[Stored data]
____

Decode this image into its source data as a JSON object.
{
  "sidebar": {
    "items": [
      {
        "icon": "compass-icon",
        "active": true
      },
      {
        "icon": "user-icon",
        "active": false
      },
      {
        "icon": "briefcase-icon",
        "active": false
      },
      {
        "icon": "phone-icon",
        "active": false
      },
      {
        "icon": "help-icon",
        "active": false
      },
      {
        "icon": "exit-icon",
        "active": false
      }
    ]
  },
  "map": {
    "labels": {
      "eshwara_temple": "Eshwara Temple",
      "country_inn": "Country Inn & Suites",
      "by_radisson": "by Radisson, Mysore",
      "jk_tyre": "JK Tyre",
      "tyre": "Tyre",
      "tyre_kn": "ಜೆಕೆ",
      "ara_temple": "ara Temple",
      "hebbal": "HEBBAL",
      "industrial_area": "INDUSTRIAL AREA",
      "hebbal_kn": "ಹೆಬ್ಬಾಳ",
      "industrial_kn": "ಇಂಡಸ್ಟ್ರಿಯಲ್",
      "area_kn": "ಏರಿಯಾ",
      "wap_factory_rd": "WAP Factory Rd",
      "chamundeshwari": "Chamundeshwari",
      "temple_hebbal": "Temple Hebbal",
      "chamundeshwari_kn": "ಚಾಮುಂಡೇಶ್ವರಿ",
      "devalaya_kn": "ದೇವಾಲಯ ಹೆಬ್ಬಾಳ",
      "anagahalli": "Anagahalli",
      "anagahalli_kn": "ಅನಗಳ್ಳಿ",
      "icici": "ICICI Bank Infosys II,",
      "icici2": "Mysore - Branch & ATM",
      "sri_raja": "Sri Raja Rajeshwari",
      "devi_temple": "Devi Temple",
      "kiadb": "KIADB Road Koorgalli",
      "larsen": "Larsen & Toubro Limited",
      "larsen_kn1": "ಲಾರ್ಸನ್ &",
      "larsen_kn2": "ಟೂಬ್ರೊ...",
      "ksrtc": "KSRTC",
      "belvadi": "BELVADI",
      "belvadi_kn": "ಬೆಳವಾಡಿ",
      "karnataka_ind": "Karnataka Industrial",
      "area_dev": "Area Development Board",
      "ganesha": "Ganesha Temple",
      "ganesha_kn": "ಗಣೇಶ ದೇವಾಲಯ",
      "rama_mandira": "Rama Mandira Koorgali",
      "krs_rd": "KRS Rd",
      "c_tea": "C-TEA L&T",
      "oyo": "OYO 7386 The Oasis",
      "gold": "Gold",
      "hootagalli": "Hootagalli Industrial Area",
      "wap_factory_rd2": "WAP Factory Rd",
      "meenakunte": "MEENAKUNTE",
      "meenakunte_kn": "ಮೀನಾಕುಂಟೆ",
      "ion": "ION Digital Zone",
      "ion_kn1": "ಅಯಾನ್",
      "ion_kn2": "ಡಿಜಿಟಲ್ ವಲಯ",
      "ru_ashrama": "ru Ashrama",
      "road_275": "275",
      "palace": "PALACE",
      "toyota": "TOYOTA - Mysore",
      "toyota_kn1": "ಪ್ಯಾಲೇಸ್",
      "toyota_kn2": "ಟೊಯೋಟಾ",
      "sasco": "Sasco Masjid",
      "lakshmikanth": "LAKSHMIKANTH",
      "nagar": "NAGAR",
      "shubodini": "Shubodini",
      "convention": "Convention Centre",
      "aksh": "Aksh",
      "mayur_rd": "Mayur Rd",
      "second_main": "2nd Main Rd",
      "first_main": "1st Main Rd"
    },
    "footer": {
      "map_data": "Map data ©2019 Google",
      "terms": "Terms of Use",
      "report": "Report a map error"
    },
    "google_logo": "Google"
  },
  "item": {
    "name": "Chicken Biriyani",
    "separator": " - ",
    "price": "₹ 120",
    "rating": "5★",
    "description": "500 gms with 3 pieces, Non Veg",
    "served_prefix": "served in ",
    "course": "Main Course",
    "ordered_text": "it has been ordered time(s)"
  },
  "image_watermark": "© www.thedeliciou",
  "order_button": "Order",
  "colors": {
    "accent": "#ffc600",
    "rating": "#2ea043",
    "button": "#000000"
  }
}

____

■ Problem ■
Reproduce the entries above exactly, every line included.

■ Exercise result ■
Decode this image into its source data as a JSON object.
{
  "sidebar": {
    "items": [
      {
        "icon": "compass-icon",
        "active": true
      },
      {
        "icon": "user-icon",
        "active": false
      },
      {
        "icon": "briefcase-icon",
        "active": false
      },
      {
        "icon": "phone-icon",
        "active": false
      },
      {
        "icon": "help-icon",
        "active": false
      },
      {
        "icon": "exit-icon",
        "active": false
      }
    ]
  },
  "map": {
    "labels": {
      "eshwara_temple": "Eshwara Temple",
      "country_inn": "Country Inn & Suites",
      "by_radisson": "by Radisson, Mysore",
      "jk_tyre": "JK Tyre",
      "tyre": "Tyre",
      "tyre_kn": "ಜೆಕೆ",
      "ara_temple": "ara Temple",
      "hebbal": "HEBBAL",
      "industrial_area": "INDUSTRIAL AREA",
      "hebbal_kn": "ಹೆಬ್ಬಾಳ",
      "industrial_kn": "ಇಂಡಸ್ಟ್ರಿಯಲ್",
      "area_kn": "ಏರಿಯಾ",
      "wap_factory_rd": "WAP Factory Rd",
      "chamundeshwari": "Chamundeshwari",
      "temple_hebbal": "Temple Hebbal",
      "chamundeshwari_kn": "ಚಾಮುಂಡೇಶ್ವರಿ",
      "devalaya_kn": "ದೇವಾಲಯ ಹೆಬ್ಬಾಳ",
      "anagahalli": "Anagahalli",
      "anagahalli_kn": "ಅನಗಳ್ಳಿ",
      "icici": "ICICI Bank Infosys II,",
      "icici2": "Mysore - Branch & ATM",
      "sri_raja": "Sri Raja Rajeshwari",
      "devi_temple": "Devi Temple",
      "kiadb": "KIADB Road Koorgalli",
      "larsen": "Larsen & Toubro Limited",
      "larsen_kn1": "ಲಾರ್ಸನ್ &",
      "larsen_kn2": "ಟೂಬ್ರೊ...",
      "ksrtc": "KSRTC",
      "belvadi": "BELVADI",
      "belvadi_kn": "ಬೆಳವಾಡಿ",
      "karnataka_ind": "Karnataka Industrial",
      "area_dev": "Area Development Board",
      "ganesha": "Ganesha Temple",
      "ganesha_kn": "ಗಣೇಶ ದೇವಾಲಯ",
      "rama_mandira": "Rama Mandira Koorgali",
      "krs_rd": "KRS Rd",
      "c_tea": "C-TEA L&T",
      "oyo": "OYO 7386 The Oasis",
      "gold": "Gold",
      "hootagalli": "Hootagalli Industrial Area",
      "wap_factory_rd2": "WAP Factory Rd",
      "meenakunte": "MEENAKUNTE",
      "meenakunte_kn": "ಮೀನಾಕುಂಟೆ",
      "ion": "ION Digital Zone",
      "ion_kn1": "ಅಯಾನ್",
      "ion_kn2": "ಡಿಜಿಟಲ್ ವಲಯ",
      "ru_ashrama": "ru Ashrama",
      "road_275": "275",
      "palace": "PALACE",
      "toyota": "TOYOTA - Mysore",
      "toyota_kn1": "ಪ್ಯಾಲೇಸ್",
      "toyota_kn2": "ಟೊಯೋಟಾ",
      "sasco": "Sasco Masjid",
      "lakshmikanth": "LAKSHMIKANTH",
      "nagar": "NAGAR",
      "shubodini": "Shubodini",
      "convention": "Convention Centre",
      "aksh": "Aksh",
      "mayur_rd": "Mayur Rd",
      "second_main": "2nd Main Rd",
      "first_main": "1st Main Rd"
    },
    "footer": {
      "map_data": "Map data ©2019 Google",
      "terms": "Terms of Use",
      "report": "Report a map error"
    },
    "google_logo": "Google"
  },
  "item": {
    "name": "Chicken Biriyani",
    "separator": " - ",
    "price": "₹ 120",
    "rating": "5★",
    "description": "500 gms with 3 pieces, Non Veg",
    "served_prefix": "served in ",
    "course": "Main Course",
    "ordered_text": "it has been ordered time(s)"
  },
  "image_watermark": "© www.thedeliciou",
  "order_button": "Order",
  "colors": {
    "accent": "#ffc600",
    "rating": "#2ea043",
    "button": "#000000"
  }
}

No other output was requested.